Symbol T3 is the T3 tree that was introduced in  and  and symbol is by default the node at position j on level k of T3, where and . An integer X is said to be clamped on level k of T3 if and symbol indicates X is clamped on level k. An odd interval is a set of consecutive odd numbers that take a as lower bound and b as upper bound, for example, . Intervals in this whole article are by default the odd ones unless particularly mentioned. Symbol is the floor function, an integer function of real number x that satisfies inequality , or equivalently. Symbol means conclusion B can be derived from condition A.
Lemma 1 (See in  ). Let be the node at the jth position on the kth level of T3 with and ; then .
Lemma 2 (See in  ). For real numbers x and y, it holds
(P8) with n being a positive integer
3. Main Results and Proofs
Theorem 1. Let be an integer and be a real number; then it holds
Proof. Since , the definition immediately yields
Since a and are integers, it yields by Lemma 2 (P13)
Considering, it knows ; consequently
Theorem 1. Let n be a positive integer and
Proof. and obviously hold. Now consider that, for , it holds
This is to say that,; since n is an integer, it is sure by definition of the floor function
Corollary 1. Let n and be a positive integers and
Example 1. Take , ; then .
Theorem 2. Let n and be a positive integers and
Proof. See the following deductions.
2) By Lemma 2(P13)
Example 2. Take and by
, , then
Theorem 4 Suppose integer k satisfies and be the leftmost node on level k of T3; then is even if k is odd, whereas, it can be either odd or even if k is even.
Proof. Since , it knows by Corollary 1 for an odd k. If k is even, let it be ; then by Theorem 2 or , which indicates can be either odd or even.
Example 3. Taking and as examples results in the following results.
Theorem 5. Suppose integers k and j satisfy and ; let be the node at position j on level k of T3; then it holds
Proof.
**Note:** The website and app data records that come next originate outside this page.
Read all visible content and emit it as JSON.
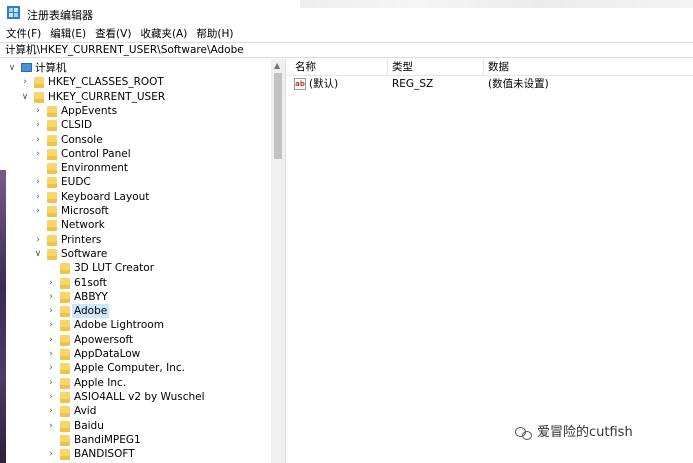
{
  "window": {
    "title": "注册表编辑器"
  },
  "menu": [
    "文件(F)",
    "编辑(E)",
    "查看(V)",
    "收藏夹(A)",
    "帮助(H)"
  ],
  "address": "计算机\\HKEY_CURRENT_USER\\Software\\Adobe",
  "tree": [
    {
      "label": "计算机",
      "level": 0,
      "chevron": "expanded",
      "icon": "computer"
    },
    {
      "label": "HKEY_CLASSES_ROOT",
      "level": 1,
      "chevron": "collapsed",
      "icon": "folder"
    },
    {
      "label": "HKEY_CURRENT_USER",
      "level": 1,
      "chevron": "expanded",
      "icon": "folder"
    },
    {
      "label": "AppEvents",
      "level": 2,
      "chevron": "collapsed",
      "icon": "folder"
    },
    {
      "label": "CLSID",
      "level": 2,
      "chevron": "collapsed",
      "icon": "folder"
    },
    {
      "label": "Console",
      "level": 2,
      "chevron": "collapsed",
      "icon": "folder"
    },
    {
      "label": "Control Panel",
      "level": 2,
      "chevron": "collapsed",
      "icon": "folder"
    },
    {
      "label": "Environment",
      "level": 2,
      "chevron": "none",
      "icon": "folder"
    },
    {
      "label": "EUDC",
      "level": 2,
      "chevron": "collapsed",
      "icon": "folder"
    },
    {
      "label": "Keyboard Layout",
      "level": 2,
      "chevron": "collapsed",
      "icon": "folder"
    },
    {
      "label": "Microsoft",
      "level": 2,
      "chevron": "collapsed",
      "icon": "folder"
    },
    {
      "label": "Network",
      "level": 2,
      "chevron": "none",
      "icon": "folder"
    },
    {
      "label": "Printers",
      "level": 2,
      "chevron": "collapsed",
      "icon": "folder"
    },
    {
      "label": "Software",
      "level": 2,
      "chevron": "expanded",
      "icon": "folder"
    },
    {
      "label": "3D LUT Creator",
      "level": 3,
      "chevron": "none",
      "icon": "folder"
    },
    {
      "label": "61soft",
      "level": 3,
      "chevron": "collapsed",
      "icon": "folder"
    },
    {
      "label": "ABBYY",
      "level": 3,
      "chevron": "collapsed",
      "icon": "folder"
    },
    {
      "label": "Adobe",
      "level": 3,
      "chevron": "collapsed",
      "icon": "folder",
      "selected": true
    },
    {
      "label": "Adobe Lightroom",
      "level": 3,
      "chevron": "collapsed",
      "icon": "folder"
    },
    {
      "label": "Apowersoft",
      "level": 3,
      "chevron": "collapsed",
      "icon": "folder"
    },
    {
      "label": "AppDataLow",
      "level": 3,
      "chevron": "collapsed",
      "icon": "folder"
    },
    {
      "label": "Apple Computer, Inc.",
      "level": 3,
      "chevron": "collapsed",
      "icon": "folder"
    },
    {
      "label": "Apple Inc.",
      "level": 3,
      "chevron": "collapsed",
      "icon": "folder"
    },
    {
      "label": "ASIO4ALL v2 by Wuschel",
      "level": 3,
      "chevron": "collapsed",
      "icon": "folder"
    },
    {
      "label": "Avid",
      "level": 3,
      "chevron": "collapsed",
      "icon": "folder"
    },
    {
      "label": "Baidu",
      "level": 3,
      "chevron": "collapsed",
      "icon": "folder"
    },
    {
      "label": "BandiMPEG1",
      "level": 3,
      "chevron": "none",
      "icon": "folder"
    },
    {
      "label": "BANDISOFT",
      "level": 3,
      "chevron": "collapsed",
      "icon": "folder"
    },
    {
      "label": "",
      "level": 3,
      "chevron": "collapsed",
      "icon": "folder"
    }
  ],
  "list": {
    "headers": {
      "name": "名称",
      "type": "类型",
      "data": "数据"
    },
    "rows": [
      {
        "icon": "reg-string-icon",
        "name": "(默认)",
        "type": "REG_SZ",
        "data": "(数值未设置)"
      }
    ]
  },
  "watermark": "爱冒险的cutfish"
}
Since , it yields ; hence it holds
By Lemma 2 (P13), it yields
By Theorem 1, it holds
Hence it results in
Corollary 2. is clamped in T3 on level and or level .
Proof. Since the biggest node on level and is the smallest node on level , it knows by (8) may be clamped on levels from to , totally levels.
By Lemma 2 (P2)
By Lemma 2 (P17 & P8)
Hence the corollary holds
Example 4. Taking the smallest nodes and the biggest nodes on level 7 and level 10 respectively, it can see that is clamped on 2 levels, whereas is clamped on 1 level.
Elementary number theory shows that an integer must have a divisor smaller than the square root of the integer itself. Hence the square root is undoubtedly an important issue of an integer. Since T3 tree is considered to be a new tool to study integers, the square root of a node is certainly helpful to know the distribution of the node’s divisors. The properties proved in this article are sure to provide a know-about the square root of the nodes. We hope it will be useful in the future.
The research work is supported by the State Key Laboratory of Mathematical Engineering and Advanced Computing under Open Project Program No. 2017A01, the Youth Innovative Talents Project (Natural Science) of Education Department of Guangdong Province under grant 2016KQNCX192, 2017KQNCX230. The authors sincerely present thanks to them all.